He is growing still and is now quite a bit taller than me and his sister but still a little shorter than his brother. He is very thin and, perhaps in consequence, feels the cold terribly. He still wears his coat around the house in winter and, although the house could be warmer, it’s not that cold. Triumphantly, the Aga in the kitchen means that he now takes off his coat at dinner. I am fighting an entirely unavailing battle to get him to hang up his coat under the stairs rather than slinging it over the banister. The rest of the family have yielded to what they regard as sheer lunacy on my part but Michael remains…resistant.
His diet is still far from perfect and quite limited but slowly it does seem to be expanding. I am delighted he is back on cornflakes and milk having abandoned them for some time in favour of bread and honey.
He still cycles in and out to school. This is pretty much his only form of exercise as he has, sadly, abandoned hockey and not taken up anything else instead – a very brief flirtation with golf having led nowhere. I discovered the other day that he is the only one of his siblings still cycling the approved (slightly longer but safer) route to school. He came off his bike the other day and wounded his knee and his dignity. I do worry about him on his bike but, at least he is on the quieter roads.
He and Daniel get on really well although occasionally they annoy each other. Michael is indifferent to public opinion but his brother is not. This makes singing in public something of a flashpoint; Michael will sing to himself walking down the street, Daniel does not love this. Michael and his sister interact relatively little as she has a full social life and a bedroom she likes to stay in but when they are together, they get on fine.
His favourite thing to do is stay at home in his pyjamas. My friend R called around unexpectedly while Mr. Waffle and I were out. Michael let him in and showed him the new kitchen.

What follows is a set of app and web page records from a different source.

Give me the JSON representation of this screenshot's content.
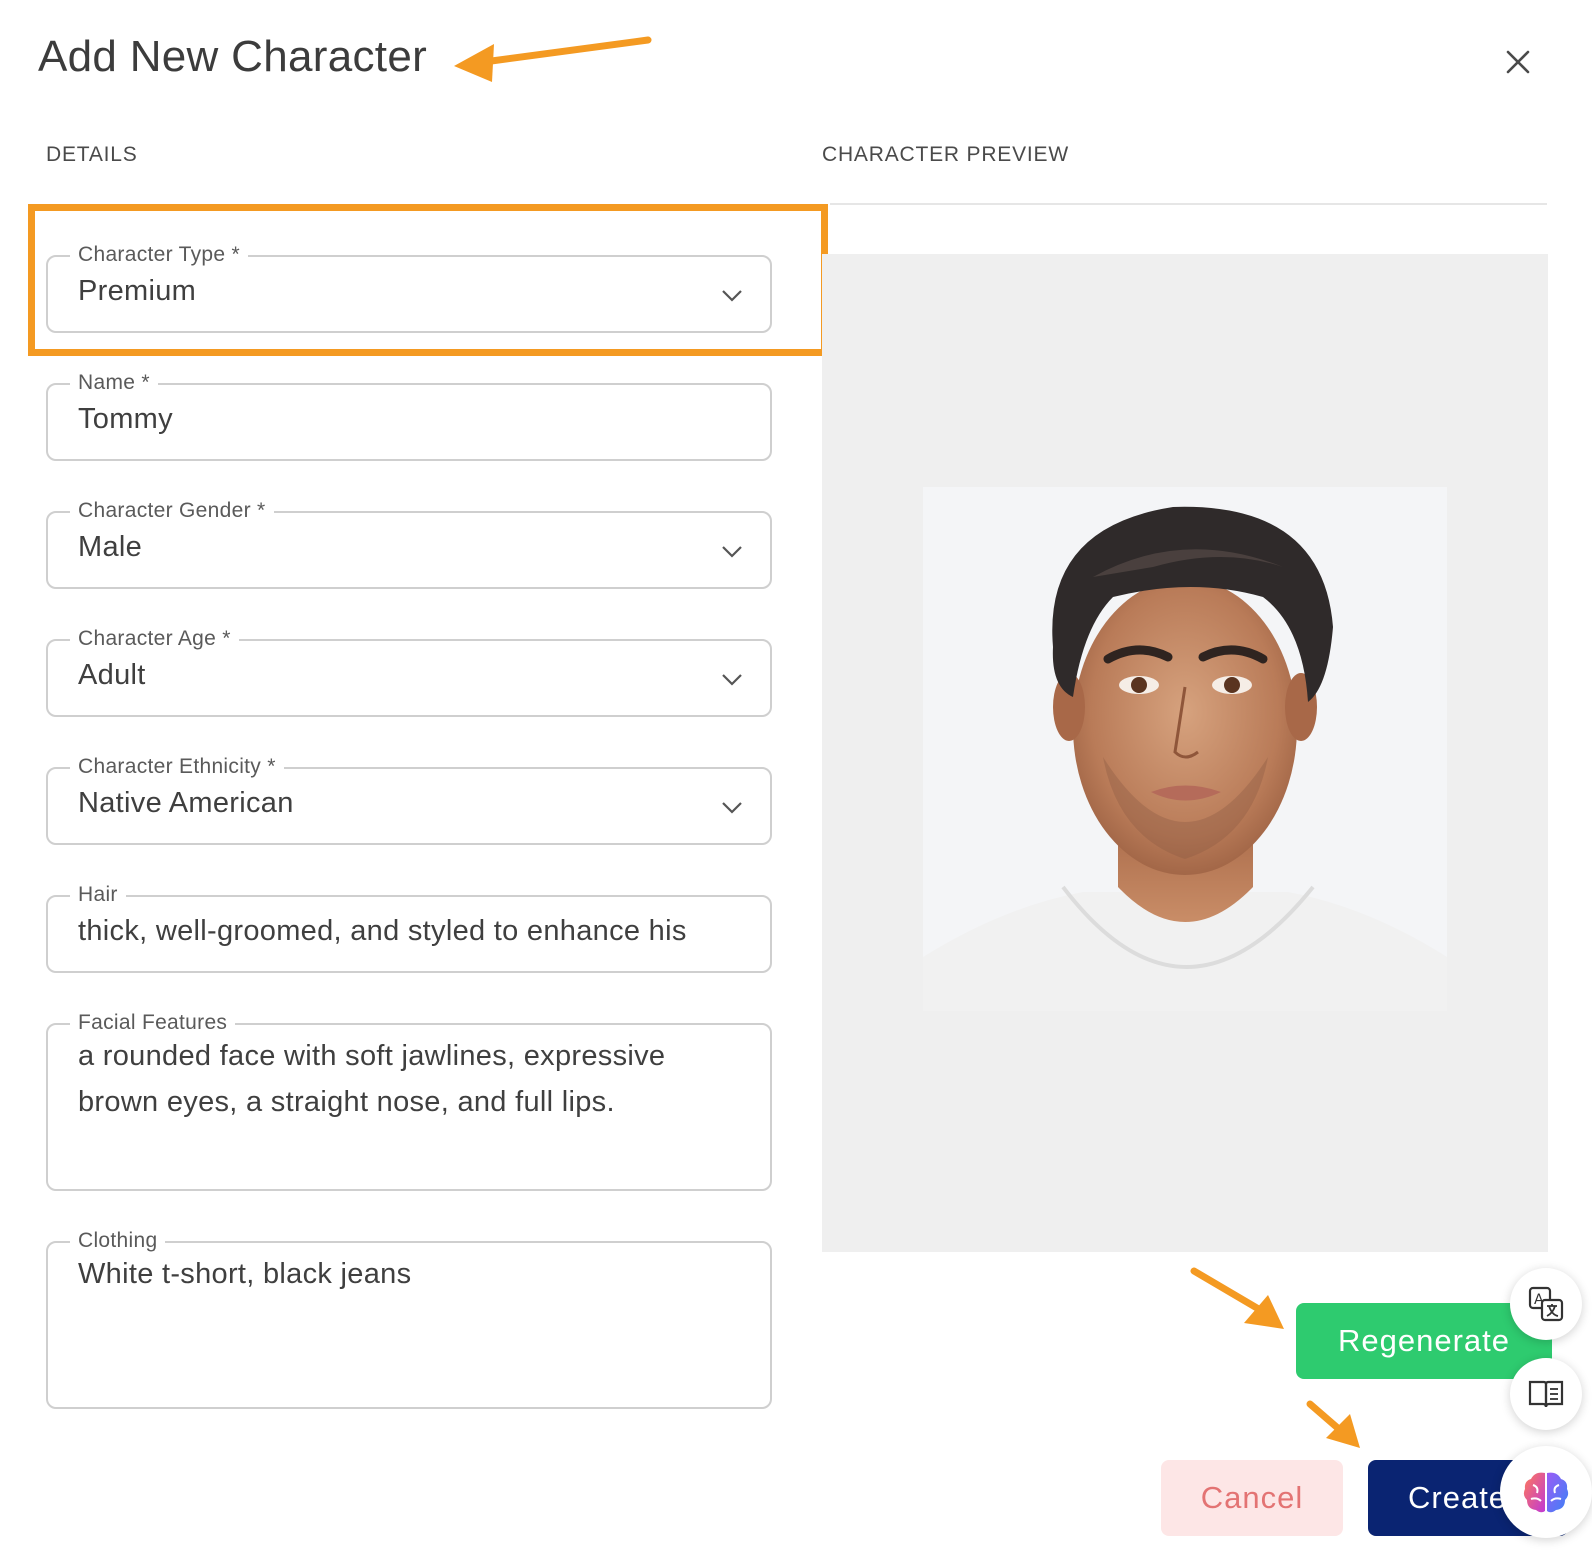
{
  "dialog": {
    "title": "Add New Character",
    "close_icon": "close-icon"
  },
  "sections": {
    "details": "DETAILS",
    "preview": "CHARACTER PREVIEW"
  },
  "form": {
    "character_type": {
      "label": "Character Type *",
      "value": "Premium"
    },
    "name": {
      "label": "Name *",
      "value": "Tommy"
    },
    "gender": {
      "label": "Character Gender *",
      "value": "Male"
    },
    "age": {
      "label": "Character Age *",
      "value": "Adult"
    },
    "ethnicity": {
      "label": "Character Ethnicity *",
      "value": "Native American"
    },
    "hair": {
      "label": "Hair",
      "value": "thick, well-groomed, and styled to enhance his"
    },
    "facial_features": {
      "label": "Facial Features",
      "value": "a rounded face with soft jawlines, expressive brown eyes, a straight nose, and full lips."
    },
    "clothing": {
      "label": "Clothing",
      "value": "White t-short, black jeans"
    }
  },
  "buttons": {
    "regenerate": "Regenerate",
    "cancel": "Cancel",
    "create": "Create"
  },
  "floating_icons": [
    "translate-icon",
    "book-icon",
    "brain-icon"
  ],
  "annotation_color": "#f49a22",
  "colors": {
    "regenerate_bg": "#2ecb6f",
    "create_bg": "#0a2472",
    "cancel_bg": "#fde6e6",
    "cancel_text": "#e37373"
  }
}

Upon our return, Michael said, “One of your friends called, I’m not sure which one, he had a bike.” On inquiry, R confirmed that it was he. “How,” I enquired “did you enjoy Michael’s dressing gown and pyjama look at 3 in the afternoon?” R replied, “It is the younger son of a German princeling vibe.” This filled Michael’s heart with joy as it is exactly the look he was going for.
He loves a romantic comedy and he and I sometimes sit down together and watch a Richard Curtis number on Netflix. He is a big Hugh Grant fan. What can I say?
He is doing fine at school – he is particularly good at English which he really enjoys. He’s good at memorising poetry which is handy. He continues to be terrified of his Irish teacher which is a bit of a problem. For a child who often appears absolutely indifferent to outer expectations and the views of others, he can get quite stressed and worried about school work and whether he has properly understood the teachers’ instructions. But generally, he seems on top of things. I would like him to do the academic course his brother and sister have done in the summer which they both say he would really enjoy. The entrance exam was on recently and I tried to encourage him to give it a go. “Are you crazy Mum, do an exam to spend three weeks of my summer holidays in school?” he said. I did not persuade him to give it a go. If it’s not this, it will have to be Irish college.
He is a wonderfully engaging public speaker and, even in domestic circles, when offering his opinion speaks in clear and authoritative tones. He is convincing even if he is wrong. I regard this as a great gift which will stand him in good stead but perhaps needs to be carefully deployed.
He no longer runs out to greet me when I get home from work; alas, I do miss that but I suppose it is inevitable. He continues, however, to be very good at charming me to get his way. To the chagrin of his siblings who declare it all an act, I find him utterly delightful and endlessly entertaining.